If you travel 180 miles northwest of Chattanooga and 22 years backwards in time, you will find police baffled by a murder in a suburban Clarksville mobile home park. On a late October afternoon in 1996, a young woman was found dead by her landlord on her living room floor.
Many people have observed that Tennessee’s restrictions on where sex offenders can live and work are deliberately difficult to comply with. The restrictions appear to many to be designed to create opportunities for law enforcement officials to arrest offenders at virtually any time for violations that are virtually impossible to avoid.
A man was recently arrested here by Hamilton County Sheriff’s deputies who were assisted by Chattanooga police officers and FBI agents. The suspect was wanted in Memphis on nearly two dozen sex crimes charges, officials said.
According to the Knoxville Police Department, a strange man reportedly attempted to touch a boy at the Lindsay Young Downtown YMCA. The incident occurred on Jan. 7 around 3 p.m.
On Dec. 19, the attorney of a Tennessee teacher who was accused of kidnapping a 15-year-old student in early 2017 filed a motion to prevent certain statements from being used in court. It was argued in the motion that the accused man was being forced to admit to authorities and his wife that he had a sexual relationship with the student.
Because of the social stigma attached to sex crimes, those accused of these crimes are looked upon with a certain disgrace that does not accompany other crimes, even though they may be much more brutal and violent. For adults that are charged with sex crimes, the common notion is to lock them away so that the public will be safe.
If you have been arrested in Tennessee you are no doubt starting to wonder what may happen to you. Depending upon the reason for your arrest and the circumstances of your case, including the presence of any prior offenses on your record, the results of your arrest may vary quite a bit. If you are eventually convicted of an offense, you may be required to spend some time in jail or prison. However, if this happens you should know that there are different options via which you may be able to get out of confinement early or avoid it altogether.
If you have been arrested in Tennessee whether or not your were eventually convicted and it is now time for you to look for a new job, you understandably may feel concerned about your past arrest potentially getting in the way of you finding the work you want. As explained by Monster, not every arrest might actually show up on a pre-employment background check, especially if you were not ultimately convicted. However, that does not mean you can guarantee that it will not be included so you should be prepared just in case.
Tennessee residents who are charged with serious crimes have many things about which to be concerned. When criminal allegations become public knowledge, one of these concerns may well be public sentiment. Sometimes the media can portray stories in a way that all but convicts a person in the minds of the readers. In times like these, it can be important for people to remember that the criminal justice system guarantees defendants due process based upon the facts of the case, not media reports.

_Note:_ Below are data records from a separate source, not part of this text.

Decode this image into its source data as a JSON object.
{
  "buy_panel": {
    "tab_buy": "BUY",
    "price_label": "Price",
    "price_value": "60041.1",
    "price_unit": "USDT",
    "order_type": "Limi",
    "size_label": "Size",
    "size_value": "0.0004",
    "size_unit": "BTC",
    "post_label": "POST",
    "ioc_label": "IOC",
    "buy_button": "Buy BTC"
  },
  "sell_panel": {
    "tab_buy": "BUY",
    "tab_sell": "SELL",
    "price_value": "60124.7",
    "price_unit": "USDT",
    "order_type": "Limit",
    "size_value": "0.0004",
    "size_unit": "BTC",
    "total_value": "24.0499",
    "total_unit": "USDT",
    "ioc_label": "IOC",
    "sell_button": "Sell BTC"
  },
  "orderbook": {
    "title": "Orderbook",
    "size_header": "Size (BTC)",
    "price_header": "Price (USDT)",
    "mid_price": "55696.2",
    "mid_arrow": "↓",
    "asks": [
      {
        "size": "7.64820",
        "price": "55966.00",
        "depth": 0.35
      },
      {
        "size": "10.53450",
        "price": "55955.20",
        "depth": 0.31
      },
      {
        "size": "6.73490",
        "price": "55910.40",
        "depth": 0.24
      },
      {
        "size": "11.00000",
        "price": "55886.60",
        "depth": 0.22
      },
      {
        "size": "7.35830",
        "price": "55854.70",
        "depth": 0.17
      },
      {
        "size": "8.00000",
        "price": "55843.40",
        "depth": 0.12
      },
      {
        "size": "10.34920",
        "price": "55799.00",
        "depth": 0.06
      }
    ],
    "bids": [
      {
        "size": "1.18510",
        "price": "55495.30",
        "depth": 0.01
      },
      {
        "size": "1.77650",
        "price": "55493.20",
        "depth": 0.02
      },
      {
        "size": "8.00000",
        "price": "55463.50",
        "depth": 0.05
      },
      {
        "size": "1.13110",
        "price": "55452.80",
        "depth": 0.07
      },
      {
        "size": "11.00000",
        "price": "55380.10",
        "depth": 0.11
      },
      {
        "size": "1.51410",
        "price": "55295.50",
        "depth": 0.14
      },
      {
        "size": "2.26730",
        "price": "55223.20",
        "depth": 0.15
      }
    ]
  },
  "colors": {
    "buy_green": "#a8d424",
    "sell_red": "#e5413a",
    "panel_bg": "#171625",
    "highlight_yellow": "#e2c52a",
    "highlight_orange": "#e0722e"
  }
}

When a person in Tennessee is confronted with a serious criminal allegation, it can be important to understand how the defense process might work. Every case is unique and therefore one case may not follow the same pattern as others even if the charges involved are similar. In addition to the logistics of the criminal defense system, people may need to contend with public opinion if their cases become known via the media or other public means or social circles.